> ENTRIES SHOWN
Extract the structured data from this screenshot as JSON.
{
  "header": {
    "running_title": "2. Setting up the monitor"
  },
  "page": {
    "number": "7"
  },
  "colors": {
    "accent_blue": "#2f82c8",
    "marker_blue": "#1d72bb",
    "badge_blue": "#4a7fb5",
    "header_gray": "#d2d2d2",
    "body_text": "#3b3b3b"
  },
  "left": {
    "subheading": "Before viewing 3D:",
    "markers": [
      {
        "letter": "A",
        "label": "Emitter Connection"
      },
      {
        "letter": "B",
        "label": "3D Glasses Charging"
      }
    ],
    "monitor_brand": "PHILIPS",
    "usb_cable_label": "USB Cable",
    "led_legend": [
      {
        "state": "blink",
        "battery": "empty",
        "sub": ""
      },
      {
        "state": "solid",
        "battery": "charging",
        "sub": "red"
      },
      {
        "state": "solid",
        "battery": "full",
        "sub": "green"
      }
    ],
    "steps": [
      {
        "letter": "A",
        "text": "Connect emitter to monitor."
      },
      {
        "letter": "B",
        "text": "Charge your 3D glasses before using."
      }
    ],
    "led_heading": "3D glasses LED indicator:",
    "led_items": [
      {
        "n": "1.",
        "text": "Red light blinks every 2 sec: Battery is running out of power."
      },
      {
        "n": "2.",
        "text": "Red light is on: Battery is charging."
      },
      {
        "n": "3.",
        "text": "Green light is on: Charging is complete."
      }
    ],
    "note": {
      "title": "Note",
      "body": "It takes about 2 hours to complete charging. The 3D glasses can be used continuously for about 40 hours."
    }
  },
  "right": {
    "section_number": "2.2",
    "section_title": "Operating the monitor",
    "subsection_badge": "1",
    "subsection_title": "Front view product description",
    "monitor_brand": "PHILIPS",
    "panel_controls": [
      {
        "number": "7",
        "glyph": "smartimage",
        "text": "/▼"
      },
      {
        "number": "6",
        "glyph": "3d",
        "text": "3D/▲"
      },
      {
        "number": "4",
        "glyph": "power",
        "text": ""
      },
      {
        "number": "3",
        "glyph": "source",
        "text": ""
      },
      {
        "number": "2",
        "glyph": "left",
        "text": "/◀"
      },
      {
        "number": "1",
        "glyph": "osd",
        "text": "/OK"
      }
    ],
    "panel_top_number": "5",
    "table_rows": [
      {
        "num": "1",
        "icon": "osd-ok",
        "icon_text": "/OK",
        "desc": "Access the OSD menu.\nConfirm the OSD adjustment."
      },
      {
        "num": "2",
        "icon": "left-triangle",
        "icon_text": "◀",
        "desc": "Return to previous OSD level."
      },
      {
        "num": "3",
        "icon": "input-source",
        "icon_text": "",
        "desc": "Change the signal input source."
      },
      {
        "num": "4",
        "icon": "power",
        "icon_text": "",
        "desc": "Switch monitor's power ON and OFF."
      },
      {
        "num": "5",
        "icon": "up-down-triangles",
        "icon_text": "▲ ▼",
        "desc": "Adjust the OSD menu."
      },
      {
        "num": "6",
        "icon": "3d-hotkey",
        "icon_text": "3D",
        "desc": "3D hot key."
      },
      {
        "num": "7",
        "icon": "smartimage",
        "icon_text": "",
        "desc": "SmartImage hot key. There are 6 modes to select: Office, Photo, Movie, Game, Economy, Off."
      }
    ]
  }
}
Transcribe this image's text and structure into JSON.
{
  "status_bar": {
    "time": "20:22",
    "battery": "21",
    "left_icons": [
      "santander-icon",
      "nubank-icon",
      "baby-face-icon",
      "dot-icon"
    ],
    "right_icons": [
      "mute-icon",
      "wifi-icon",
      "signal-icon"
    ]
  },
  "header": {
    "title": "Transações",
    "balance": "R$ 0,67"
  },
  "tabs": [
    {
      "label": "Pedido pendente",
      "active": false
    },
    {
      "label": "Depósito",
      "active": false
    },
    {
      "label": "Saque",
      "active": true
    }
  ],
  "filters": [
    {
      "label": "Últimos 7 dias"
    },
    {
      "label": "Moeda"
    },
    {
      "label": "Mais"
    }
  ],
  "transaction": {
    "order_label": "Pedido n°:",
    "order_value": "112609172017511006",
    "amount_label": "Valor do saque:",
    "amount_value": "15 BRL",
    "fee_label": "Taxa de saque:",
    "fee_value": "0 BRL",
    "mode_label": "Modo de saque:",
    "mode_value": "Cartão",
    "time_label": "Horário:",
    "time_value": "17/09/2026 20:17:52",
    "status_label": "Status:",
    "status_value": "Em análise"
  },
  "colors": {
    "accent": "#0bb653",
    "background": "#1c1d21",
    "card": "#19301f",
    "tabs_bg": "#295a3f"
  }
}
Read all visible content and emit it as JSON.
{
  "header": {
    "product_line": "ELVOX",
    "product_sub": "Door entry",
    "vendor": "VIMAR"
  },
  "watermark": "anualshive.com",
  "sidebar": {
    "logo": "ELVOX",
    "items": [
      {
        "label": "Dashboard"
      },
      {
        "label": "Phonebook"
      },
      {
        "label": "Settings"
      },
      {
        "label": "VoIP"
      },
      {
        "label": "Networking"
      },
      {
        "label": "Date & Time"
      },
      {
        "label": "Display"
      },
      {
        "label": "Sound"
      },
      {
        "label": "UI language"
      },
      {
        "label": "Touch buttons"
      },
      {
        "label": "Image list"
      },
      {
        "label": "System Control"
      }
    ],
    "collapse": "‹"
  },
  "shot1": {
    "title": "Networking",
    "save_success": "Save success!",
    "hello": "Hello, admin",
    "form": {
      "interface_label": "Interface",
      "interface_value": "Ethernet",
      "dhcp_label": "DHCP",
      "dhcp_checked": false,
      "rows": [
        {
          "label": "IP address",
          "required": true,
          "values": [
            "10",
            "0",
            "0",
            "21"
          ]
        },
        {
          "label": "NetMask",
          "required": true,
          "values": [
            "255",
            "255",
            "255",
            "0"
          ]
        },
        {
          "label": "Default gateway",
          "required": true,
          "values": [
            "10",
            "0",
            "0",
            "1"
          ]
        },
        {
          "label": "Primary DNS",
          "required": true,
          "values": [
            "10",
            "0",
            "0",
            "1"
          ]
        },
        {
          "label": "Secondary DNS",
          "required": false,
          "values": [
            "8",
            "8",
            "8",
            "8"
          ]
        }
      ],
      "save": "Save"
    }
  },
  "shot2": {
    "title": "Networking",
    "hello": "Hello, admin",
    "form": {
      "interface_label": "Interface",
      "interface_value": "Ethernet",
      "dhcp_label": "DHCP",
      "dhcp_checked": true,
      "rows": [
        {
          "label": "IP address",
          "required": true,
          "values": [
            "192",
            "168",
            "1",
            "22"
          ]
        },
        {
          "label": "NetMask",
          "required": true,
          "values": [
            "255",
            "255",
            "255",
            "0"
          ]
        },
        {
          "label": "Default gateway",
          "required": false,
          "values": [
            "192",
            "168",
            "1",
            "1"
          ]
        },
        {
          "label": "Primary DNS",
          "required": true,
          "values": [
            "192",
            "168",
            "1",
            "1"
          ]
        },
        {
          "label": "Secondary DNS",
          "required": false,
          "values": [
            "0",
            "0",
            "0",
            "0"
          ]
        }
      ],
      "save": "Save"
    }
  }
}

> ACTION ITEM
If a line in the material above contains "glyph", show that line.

> SOLUTION TO THE EXERCISE
        "glyph": "smartimage",
        "glyph": "3d",
        "glyph": "power",
        "glyph": "source",
        "glyph": "left",
        "glyph": "osd",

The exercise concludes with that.